[DATA SHOWN Boundary: Start]

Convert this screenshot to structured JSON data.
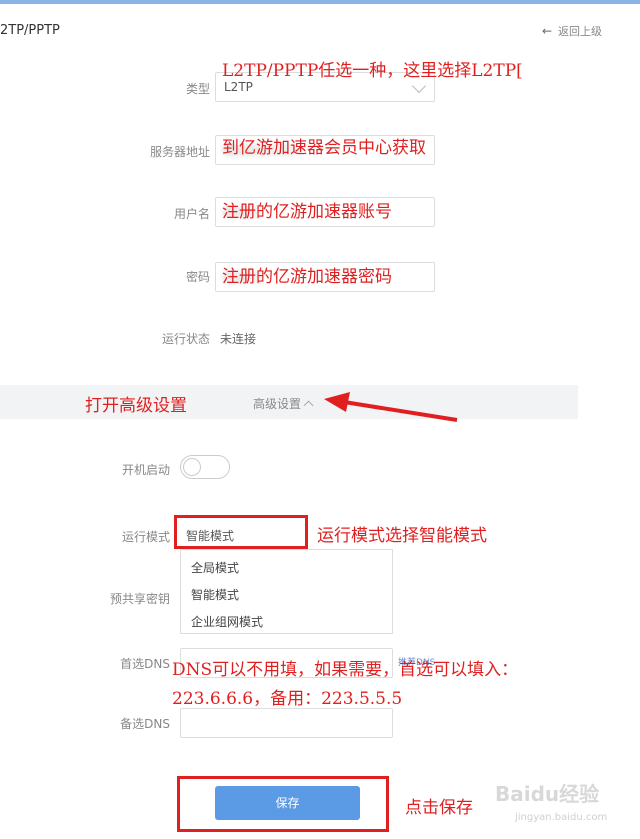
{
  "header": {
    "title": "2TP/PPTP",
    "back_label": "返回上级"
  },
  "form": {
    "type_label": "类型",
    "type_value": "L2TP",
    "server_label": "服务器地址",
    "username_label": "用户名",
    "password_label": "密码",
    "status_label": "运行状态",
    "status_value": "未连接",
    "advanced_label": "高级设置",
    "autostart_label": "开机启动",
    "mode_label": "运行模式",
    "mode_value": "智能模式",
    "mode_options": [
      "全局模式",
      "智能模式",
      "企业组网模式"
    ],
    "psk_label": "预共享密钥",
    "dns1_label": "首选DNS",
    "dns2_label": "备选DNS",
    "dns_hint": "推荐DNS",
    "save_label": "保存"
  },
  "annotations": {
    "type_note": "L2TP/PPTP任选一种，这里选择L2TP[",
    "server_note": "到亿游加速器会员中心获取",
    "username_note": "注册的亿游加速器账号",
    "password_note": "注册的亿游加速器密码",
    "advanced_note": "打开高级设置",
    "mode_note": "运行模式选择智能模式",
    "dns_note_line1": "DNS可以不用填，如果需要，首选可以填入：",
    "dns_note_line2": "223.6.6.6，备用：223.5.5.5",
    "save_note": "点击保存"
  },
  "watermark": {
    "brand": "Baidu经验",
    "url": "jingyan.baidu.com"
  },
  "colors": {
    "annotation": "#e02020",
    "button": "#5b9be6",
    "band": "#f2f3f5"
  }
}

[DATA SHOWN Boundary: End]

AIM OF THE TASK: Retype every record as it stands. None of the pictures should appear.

EXERCISE RESULT:
Convert this screenshot to structured JSON data.
{
  "header": {
    "title": "2TP/PPTP",
    "back_label": "返回上级"
  },
  "form": {
    "type_label": "类型",
    "type_value": "L2TP",
    "server_label": "服务器地址",
    "username_label": "用户名",
    "password_label": "密码",
    "status_label": "运行状态",
    "status_value": "未连接",
    "advanced_label": "高级设置",
    "autostart_label": "开机启动",
    "mode_label": "运行模式",
    "mode_value": "智能模式",
    "mode_options": [
      "全局模式",
      "智能模式",
      "企业组网模式"
    ],
    "psk_label": "预共享密钥",
    "dns1_label": "首选DNS",
    "dns2_label": "备选DNS",
    "dns_hint": "推荐DNS",
    "save_label": "保存"
  },
  "annotations": {
    "type_note": "L2TP/PPTP任选一种，这里选择L2TP[",
    "server_note": "到亿游加速器会员中心获取",
    "username_note": "注册的亿游加速器账号",
    "password_note": "注册的亿游加速器密码",
    "advanced_note": "打开高级设置",
    "mode_note": "运行模式选择智能模式",
    "dns_note_line1": "DNS可以不用填，如果需要，首选可以填入：",
    "dns_note_line2": "223.6.6.6，备用：223.5.5.5",
    "save_note": "点击保存"
  },
  "watermark": {
    "brand": "Baidu经验",
    "url": "jingyan.baidu.com"
  },
  "colors": {
    "annotation": "#e02020",
    "button": "#5b9be6",
    "band": "#f2f3f5"
  }
}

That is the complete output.